Mitchell always surrounds herself with first rate musicians (Jaco, Tom Scott, Larry Carlton, Pat Methenay, Joe Sample etc.) and sonically the albums are high quality studio multi-track, but not audiophile recordings.
While "Blue" is her signature work it is "Hissing On The Summer Lawns" and "Hejira" that really challenge the listener. She stretches the boundaries of mere folk music and simple melody. Consciously artistic (she pushes herself to reinvent herself) as opposed to the confessional poet flower child bandwagon she hopped early in her career. "Court and Spark" is funny and lurid at the same time. If you had these four you wouldn't need any more.
Indeed Song to a Seagull is wonderful music. Agree with Martykl on the sound quality. We can blame David Crosby for that (-: If forced to live with only 3, I would likely chose Ladies, For the Roses, and Hejira. But I'm glad I get to keep Blue, Seagull, and Court. As much as I like all of these, I am sitting on a sealed copy of Hissing that I haven't opened for years. I can be strange like that.
She really has a great body of work. If we stick we the original question, it's got to be Blue, then Court & Spark as two starters.

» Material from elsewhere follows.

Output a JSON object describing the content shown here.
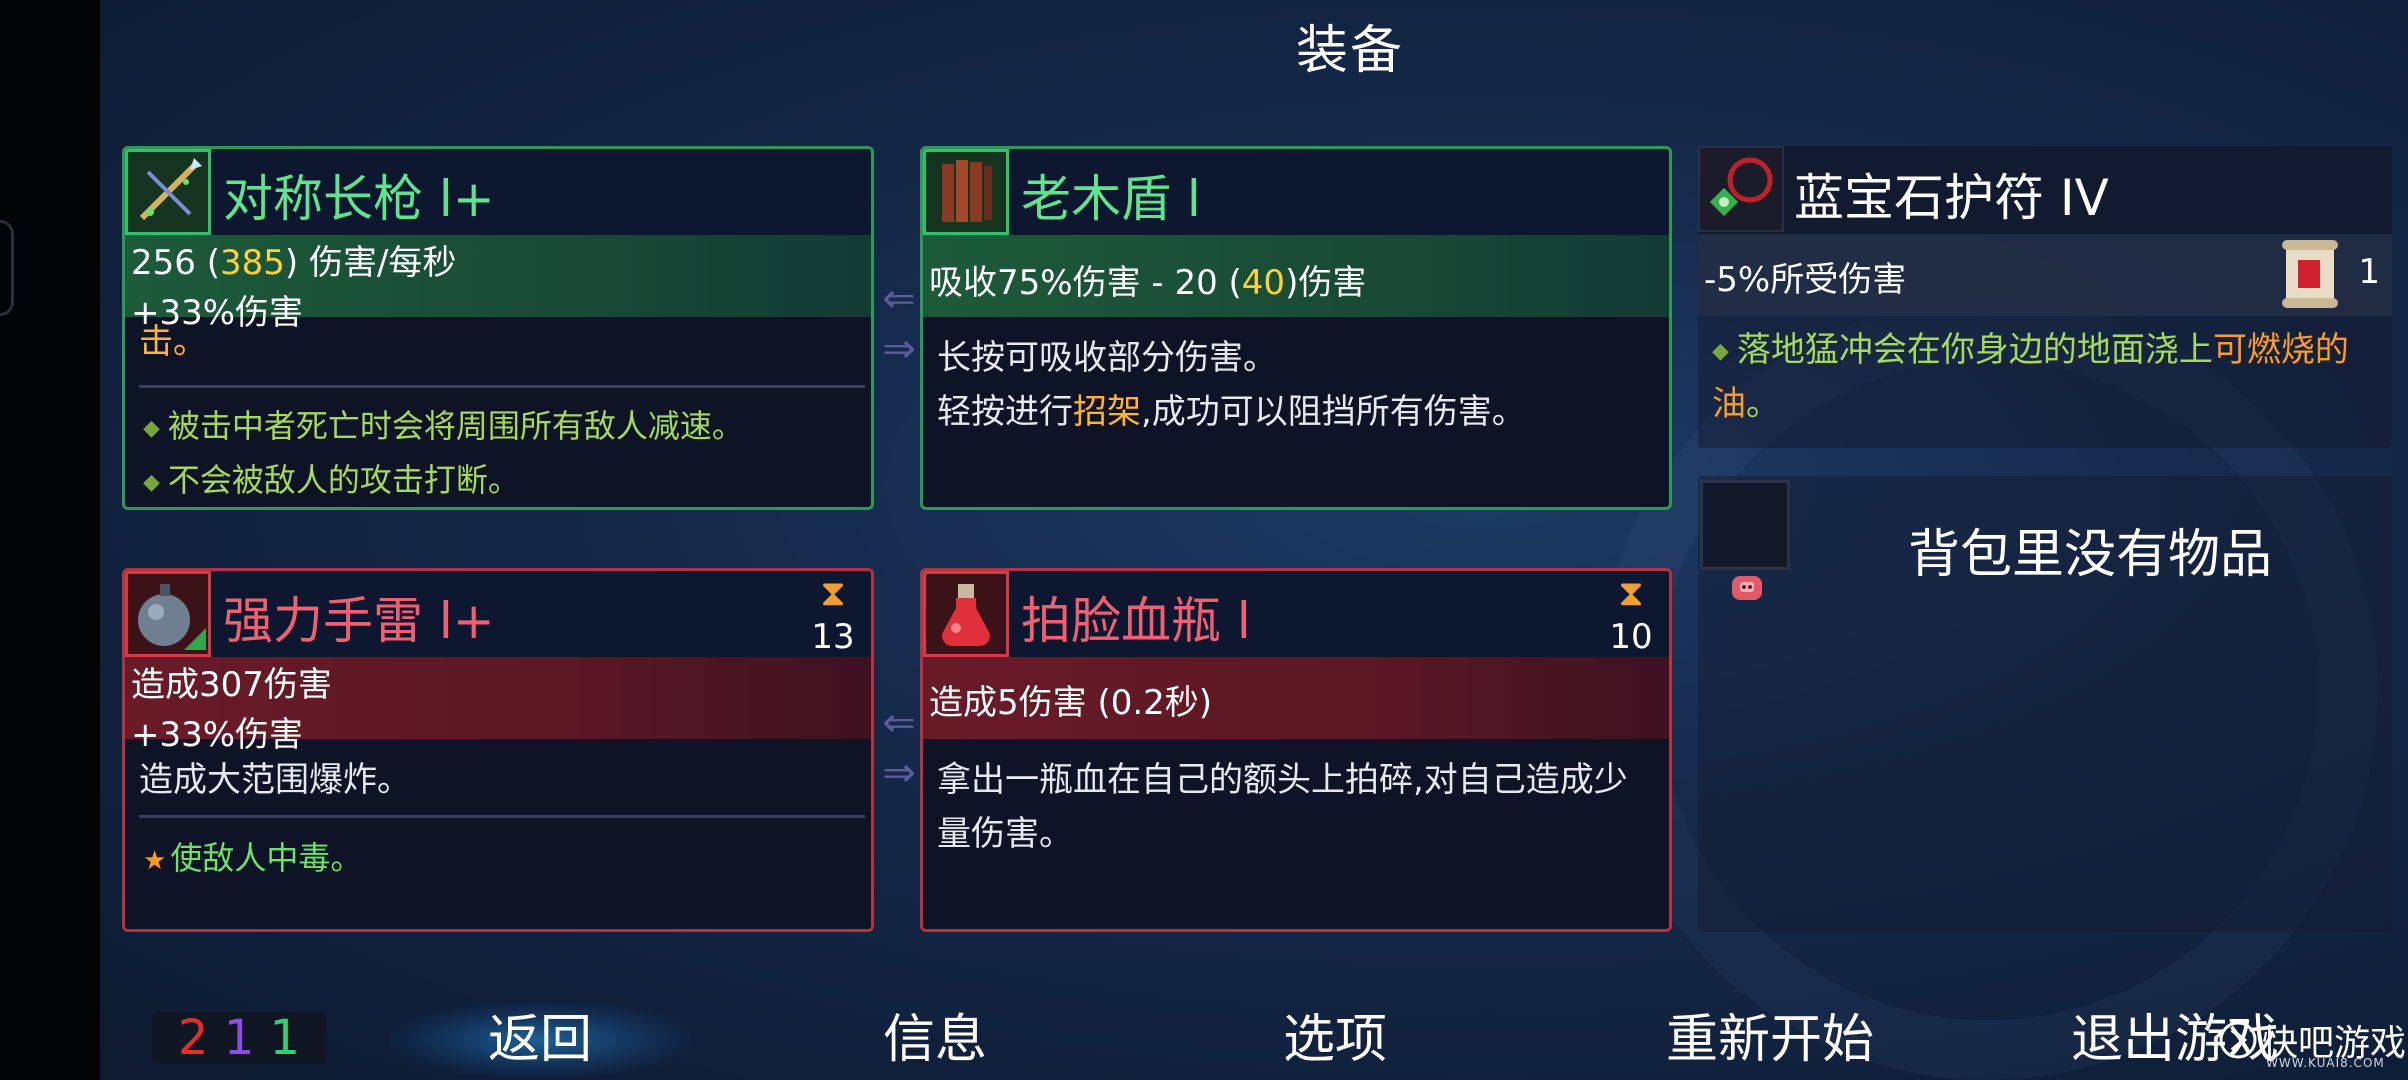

The passion from so many here on a variety of LPs says much about her depth as an artist. There aren't too many artists who have passionate fans of what others might call her 10th or 11th best album! She is absolutely a benchmark in female vocals, folk, rock & jazz. Cheers,